The Dutch IPT regime is one of the highest rates across Europe, currently at 21%. Until 2008, the IPT rate was 7% and raised in various stages, finally settling at 21% in 2013. An increase of 14% in a five-year period!
Why the sudden rate increase? Was it because the Dutch tax authorities realised theirs was one of the lowest rates in Europe? Was it due to the economic climate at the time to gain extra revenue? Or was it because tax authorities were beginning to realise IPT was becoming a more recognised tax?
The Netherland’s isn’t the only country to have experienced a dramatic IPT rate increase over a short period of time.
HMRC, the UK tax authority, has also taken the opportunity to implement more rigorous increases, especially with their standard rate. In 2011, the rate increased to 6%, increasing at various intervals until stabilising at 12% in 2017. The rate doubled in a five-year period!
The similarity between the two territories and the way they have increased their rates is uncanny. The five-year structure of rate changes either by 1 or 2%, ultimately reaching much higher rates than initially expected in the market.

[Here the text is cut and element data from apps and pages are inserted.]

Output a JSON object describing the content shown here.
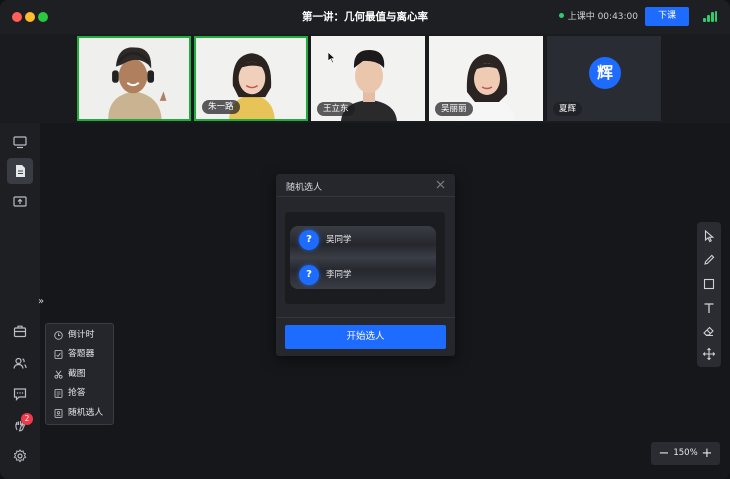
{
  "window": {
    "title": "第一讲：几何最值与离心率"
  },
  "status": {
    "label": "上课中",
    "time": "00:43:00"
  },
  "toolbar": {
    "end_class_label": "下课"
  },
  "participants": [
    {
      "name": "",
      "active": true
    },
    {
      "name": "朱一路",
      "active": true
    },
    {
      "name": "王立东",
      "active": false
    },
    {
      "name": "吴丽丽",
      "active": false
    },
    {
      "name": "夏辉",
      "avatar_char": "辉",
      "active": false
    }
  ],
  "tools_menu": {
    "items": [
      {
        "label": "倒计时",
        "icon": "clock-icon"
      },
      {
        "label": "答题器",
        "icon": "quiz-icon"
      },
      {
        "label": "截图",
        "icon": "scissors-icon"
      },
      {
        "label": "抢答",
        "icon": "buzzer-icon"
      },
      {
        "label": "随机选人",
        "icon": "random-pick-icon"
      }
    ]
  },
  "left_toolbar": {
    "notification_count": "2"
  },
  "dialog": {
    "title": "随机选人",
    "candidates": [
      {
        "mark": "?",
        "name": "吴同学"
      },
      {
        "mark": "?",
        "name": "李同学"
      }
    ],
    "start_label": "开始选人"
  },
  "zoom": {
    "minus": "−",
    "value": "150%",
    "plus": "+"
  },
  "colors": {
    "accent": "#1e6bff",
    "active_border": "#1fae3b",
    "live_dot": "#2ecc71",
    "badge": "#f2394a"
  }
}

Looking back at the economy during the time of the increase, Europe was beginning to recover from a recession that hit most territories hard with rising interest rates on loans and mortgages and increased unemployment.
There are changes in the market now that could influence IPT rates. Many insurance companies have increased the scope of insurances offered. Classes of business are more varied and premiums quoted are higher. Emphasis is on ensuring the invoicing is correct with the insurer versus carefully considering insured taxes.
Many territories now require more granular detail for submissions. Will this trigger more audits? Will it cause more tax authorities to analyse this information to enforce their penalty regimes? Or will there be a number of rate increases across the board? Increases could begin at 1 or 2% and follow the trend of five years as set out above. Either way, there is a financial gap which will need to be filled.
We’ll be keeping a close eye on the latest Insurance Premium Tax rate updates to see how tax authorities respond to this current economic climate.